Word for word, copy the entire listing below, but do not carry over any pictures.

Segment Open

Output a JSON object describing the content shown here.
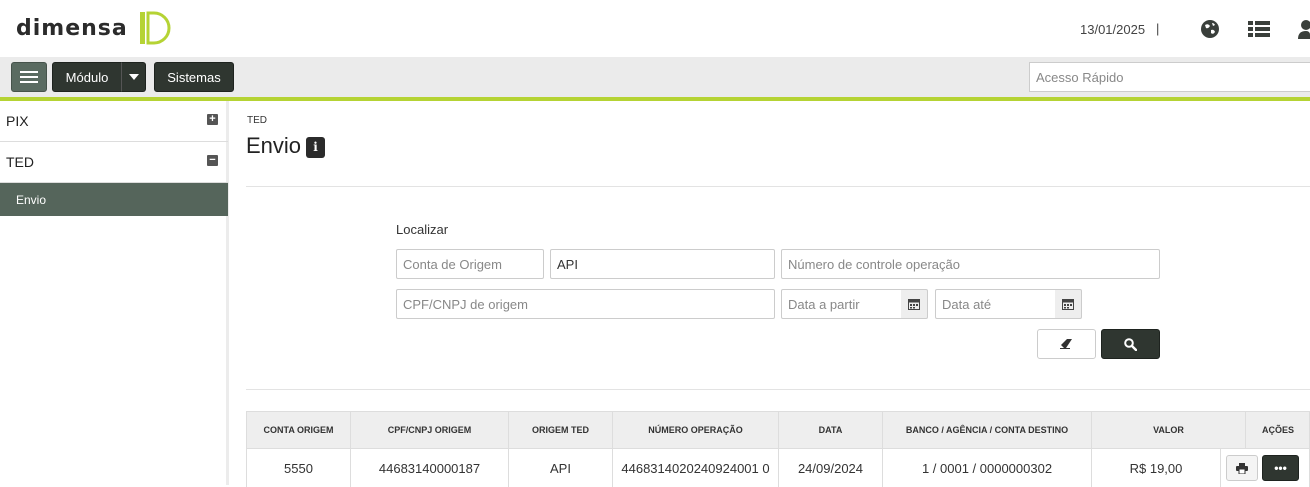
{
  "header": {
    "logo_text": "DIMENSA",
    "date": "13/01/2025",
    "separator": "|",
    "icons": [
      "globe-icon",
      "list-icon",
      "user-icon"
    ]
  },
  "toolbar": {
    "menu_icon": "hamburger-icon",
    "modulo_label": "Módulo",
    "sistemas_label": "Sistemas",
    "quick_access_placeholder": "Acesso Rápido"
  },
  "sidebar": {
    "items": [
      {
        "label": "PIX",
        "toggle": "+"
      },
      {
        "label": "TED",
        "toggle": "−"
      }
    ],
    "sub_items": [
      {
        "label": "Envio"
      }
    ]
  },
  "main": {
    "breadcrumb": "TED",
    "title": "Envio",
    "info_icon": "i",
    "search": {
      "label": "Localizar",
      "conta_origem_placeholder": "Conta de Origem",
      "origem_value": "API",
      "numero_controle_placeholder": "Número de controle operação",
      "cpf_cnpj_placeholder": "CPF/CNPJ de origem",
      "data_partir_placeholder": "Data a partir",
      "data_ate_placeholder": "Data até"
    }
  },
  "table": {
    "headers": [
      "CONTA ORIGEM",
      "CPF/CNPJ ORIGEM",
      "ORIGEM TED",
      "NÚMERO OPERAÇÃO",
      "DATA",
      "BANCO / AGÊNCIA / CONTA DESTINO",
      "VALOR",
      "AÇÕES"
    ],
    "rows": [
      [
        "5550",
        "44683140000187",
        "API",
        "4468314020240924001 0",
        "24/09/2024",
        "1 / 0001 / 0000000302",
        "R$ 19,00"
      ]
    ],
    "more_label": "•••"
  },
  "colors": {
    "accent_green": "#b5d334",
    "dark_button": "#2f3630",
    "sidebar_active": "#55655b"
  }
}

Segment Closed

### Problem solution
Output a JSON object describing the content shown here.
{
  "header": {
    "logo_text": "DIMENSA",
    "date": "13/01/2025",
    "separator": "|",
    "icons": [
      "globe-icon",
      "list-icon",
      "user-icon"
    ]
  },
  "toolbar": {
    "menu_icon": "hamburger-icon",
    "modulo_label": "Módulo",
    "sistemas_label": "Sistemas",
    "quick_access_placeholder": "Acesso Rápido"
  },
  "sidebar": {
    "items": [
      {
        "label": "PIX",
        "toggle": "+"
      },
      {
        "label": "TED",
        "toggle": "−"
      }
    ],
    "sub_items": [
      {
        "label": "Envio"
      }
    ]
  },
  "main": {
    "breadcrumb": "TED",
    "title": "Envio",
    "info_icon": "i",
    "search": {
      "label": "Localizar",
      "conta_origem_placeholder": "Conta de Origem",
      "origem_value": "API",
      "numero_controle_placeholder": "Número de controle operação",
      "cpf_cnpj_placeholder": "CPF/CNPJ de origem",
      "data_partir_placeholder": "Data a partir",
      "data_ate_placeholder": "Data até"
    }
  },
  "table": {
    "headers": [
      "CONTA ORIGEM",
      "CPF/CNPJ ORIGEM",
      "ORIGEM TED",
      "NÚMERO OPERAÇÃO",
      "DATA",
      "BANCO / AGÊNCIA / CONTA DESTINO",
      "VALOR",
      "AÇÕES"
    ],
    "rows": [
      [
        "5550",
        "44683140000187",
        "API",
        "4468314020240924001 0",
        "24/09/2024",
        "1 / 0001 / 0000000302",
        "R$ 19,00"
      ]
    ],
    "more_label": "•••"
  },
  "colors": {
    "accent_green": "#b5d334",
    "dark_button": "#2f3630",
    "sidebar_active": "#55655b"
  }
}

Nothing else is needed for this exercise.